Motivation has been broadly discussed by a vast number of experts and researchers and they agree that this factor influences all the activities we perform in our daily lives. We need to do something because of a reason whether because we are willing to do it from our own desire or if it is provoked by external factors.

According to Dornyei (1998) motivation “energizes” human behavior and “gives it direction” and and at the same time creates a significant dimension in language learning (Gardner, 1985) There are different variables that influence second language acquisition and probably the most important one to consider is students’ perceptions and attitudes. Gardner (1985) states that students’ attitudes towards a specific language group are bound to influence how successful they will be in incorporating aspects of that language. This is especially true considering that learning a foreign language is different from learning other subjects as language is viewed as part of one’s identity. Williams (1994) argues that learning a foreign language involves far more than simply learning skills or a system of rules, or a grammar. According to him, it involves an alteration in self-image, the adoption of new social and cultural behaviors and ways of being and, therefore, has a significant impact on the social nature of the learner.

What this means is that learning a new language in a formal setting involves social interaction that must be effectively designed to help students have positive perceptions of the learning event. Jones (2015) emphasizes that his model of motivation is created based on the different perceptions learners may have while learning. Because of this, the model addresses five teaching strategies to motivate learners as perception is different from one person to another.

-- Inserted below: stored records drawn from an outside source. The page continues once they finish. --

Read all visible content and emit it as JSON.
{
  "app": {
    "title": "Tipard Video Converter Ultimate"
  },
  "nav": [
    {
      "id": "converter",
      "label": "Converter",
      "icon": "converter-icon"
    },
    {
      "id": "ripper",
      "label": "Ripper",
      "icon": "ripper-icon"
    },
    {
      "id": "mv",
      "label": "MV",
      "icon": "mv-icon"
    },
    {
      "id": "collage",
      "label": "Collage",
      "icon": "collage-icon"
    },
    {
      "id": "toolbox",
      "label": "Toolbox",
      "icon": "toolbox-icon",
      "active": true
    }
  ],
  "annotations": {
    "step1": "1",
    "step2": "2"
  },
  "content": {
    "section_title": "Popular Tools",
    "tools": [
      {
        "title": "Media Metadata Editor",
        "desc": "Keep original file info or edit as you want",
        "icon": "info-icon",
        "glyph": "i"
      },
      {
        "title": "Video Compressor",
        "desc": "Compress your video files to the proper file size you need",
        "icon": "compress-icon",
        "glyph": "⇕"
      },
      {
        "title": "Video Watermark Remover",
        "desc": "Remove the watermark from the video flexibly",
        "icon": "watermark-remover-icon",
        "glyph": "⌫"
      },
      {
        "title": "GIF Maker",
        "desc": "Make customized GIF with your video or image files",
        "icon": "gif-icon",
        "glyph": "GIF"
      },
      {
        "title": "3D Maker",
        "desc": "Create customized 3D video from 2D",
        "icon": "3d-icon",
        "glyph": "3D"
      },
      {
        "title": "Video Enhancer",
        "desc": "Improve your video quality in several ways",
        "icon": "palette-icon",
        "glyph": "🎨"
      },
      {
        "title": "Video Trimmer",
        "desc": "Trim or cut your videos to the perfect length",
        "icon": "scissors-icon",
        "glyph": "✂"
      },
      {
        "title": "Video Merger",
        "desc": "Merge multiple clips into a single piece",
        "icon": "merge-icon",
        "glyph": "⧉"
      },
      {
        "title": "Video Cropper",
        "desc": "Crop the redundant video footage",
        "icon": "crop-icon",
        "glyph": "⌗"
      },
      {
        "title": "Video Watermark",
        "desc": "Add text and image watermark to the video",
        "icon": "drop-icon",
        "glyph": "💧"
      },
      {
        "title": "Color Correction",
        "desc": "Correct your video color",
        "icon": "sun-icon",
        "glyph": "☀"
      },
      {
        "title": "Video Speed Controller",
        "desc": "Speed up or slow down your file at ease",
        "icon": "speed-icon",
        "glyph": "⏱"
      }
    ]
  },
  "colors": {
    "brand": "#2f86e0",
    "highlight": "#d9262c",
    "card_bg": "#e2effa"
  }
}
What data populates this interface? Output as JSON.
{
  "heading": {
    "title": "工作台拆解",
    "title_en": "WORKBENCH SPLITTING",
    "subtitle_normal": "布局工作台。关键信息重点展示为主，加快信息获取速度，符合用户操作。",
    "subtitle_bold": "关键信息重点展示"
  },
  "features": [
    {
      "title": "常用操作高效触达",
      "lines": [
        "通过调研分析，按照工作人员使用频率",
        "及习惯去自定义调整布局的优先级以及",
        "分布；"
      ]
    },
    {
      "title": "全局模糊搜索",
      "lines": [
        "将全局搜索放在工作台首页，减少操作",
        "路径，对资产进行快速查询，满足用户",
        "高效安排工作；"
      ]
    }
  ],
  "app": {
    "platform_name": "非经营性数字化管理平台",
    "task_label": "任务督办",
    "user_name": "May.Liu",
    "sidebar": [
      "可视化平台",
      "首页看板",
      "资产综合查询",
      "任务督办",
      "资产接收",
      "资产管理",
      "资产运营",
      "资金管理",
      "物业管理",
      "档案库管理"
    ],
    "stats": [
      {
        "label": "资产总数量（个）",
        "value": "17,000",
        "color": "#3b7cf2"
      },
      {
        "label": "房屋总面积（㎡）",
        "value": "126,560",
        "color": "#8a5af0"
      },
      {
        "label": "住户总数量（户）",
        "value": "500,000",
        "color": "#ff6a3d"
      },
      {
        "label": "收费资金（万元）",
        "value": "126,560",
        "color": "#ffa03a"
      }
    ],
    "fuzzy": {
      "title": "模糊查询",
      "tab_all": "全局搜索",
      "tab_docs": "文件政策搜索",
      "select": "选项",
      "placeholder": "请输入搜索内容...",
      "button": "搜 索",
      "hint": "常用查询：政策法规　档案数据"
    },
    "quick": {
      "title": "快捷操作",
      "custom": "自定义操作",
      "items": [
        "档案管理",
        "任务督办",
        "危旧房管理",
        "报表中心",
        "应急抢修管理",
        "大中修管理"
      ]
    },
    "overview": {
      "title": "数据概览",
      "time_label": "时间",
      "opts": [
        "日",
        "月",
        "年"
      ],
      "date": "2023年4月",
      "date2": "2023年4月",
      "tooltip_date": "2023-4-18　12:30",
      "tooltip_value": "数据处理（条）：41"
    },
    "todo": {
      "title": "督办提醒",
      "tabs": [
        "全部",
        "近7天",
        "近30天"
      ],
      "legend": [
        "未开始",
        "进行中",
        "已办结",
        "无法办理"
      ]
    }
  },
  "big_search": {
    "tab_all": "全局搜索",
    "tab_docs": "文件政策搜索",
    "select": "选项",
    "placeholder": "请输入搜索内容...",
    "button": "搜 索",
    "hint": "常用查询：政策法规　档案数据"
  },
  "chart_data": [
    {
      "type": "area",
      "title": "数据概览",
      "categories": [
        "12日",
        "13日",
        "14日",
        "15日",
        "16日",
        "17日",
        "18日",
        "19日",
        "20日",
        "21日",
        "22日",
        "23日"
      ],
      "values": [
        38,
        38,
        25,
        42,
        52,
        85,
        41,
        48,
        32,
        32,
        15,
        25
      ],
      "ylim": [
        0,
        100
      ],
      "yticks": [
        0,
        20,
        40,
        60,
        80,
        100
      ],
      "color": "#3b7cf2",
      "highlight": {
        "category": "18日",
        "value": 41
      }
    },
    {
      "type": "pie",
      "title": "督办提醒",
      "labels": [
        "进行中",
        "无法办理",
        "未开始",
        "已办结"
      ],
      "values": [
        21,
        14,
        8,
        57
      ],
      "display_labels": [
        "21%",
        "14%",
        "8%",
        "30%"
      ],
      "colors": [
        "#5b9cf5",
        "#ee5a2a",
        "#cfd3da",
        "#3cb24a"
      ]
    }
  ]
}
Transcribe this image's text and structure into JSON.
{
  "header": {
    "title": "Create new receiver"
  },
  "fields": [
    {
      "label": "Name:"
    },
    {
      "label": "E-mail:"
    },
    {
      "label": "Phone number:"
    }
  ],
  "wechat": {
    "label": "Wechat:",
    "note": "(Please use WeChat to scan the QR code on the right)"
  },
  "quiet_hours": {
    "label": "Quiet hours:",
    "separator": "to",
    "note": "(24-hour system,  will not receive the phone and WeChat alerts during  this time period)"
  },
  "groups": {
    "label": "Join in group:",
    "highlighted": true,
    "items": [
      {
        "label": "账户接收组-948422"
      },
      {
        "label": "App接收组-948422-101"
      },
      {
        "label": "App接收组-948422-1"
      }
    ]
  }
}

The emphasis of the model is student-centered and provides a guideline to help teachers design their classes in a way to help learners

Feel empowered of making decisions while learning

Understand that their learning experience is useful

Believe they can achieve successful

Be interested in what they are learning

See that there are persons in the class that care of who they are and their learning.

Dornyei, Z. (1998). Ten commandments for motivating language learners: Results of an empirical study
Gardner, R. C. (1985). Social psychology and second language learning: The role of attitudes and motivation. 
Jones, B. (2015) Motivating Students by Design: Practical Strategies for Professors.
Williams, M. (1994). Motivation in foreign and second language learning: An interactive perspective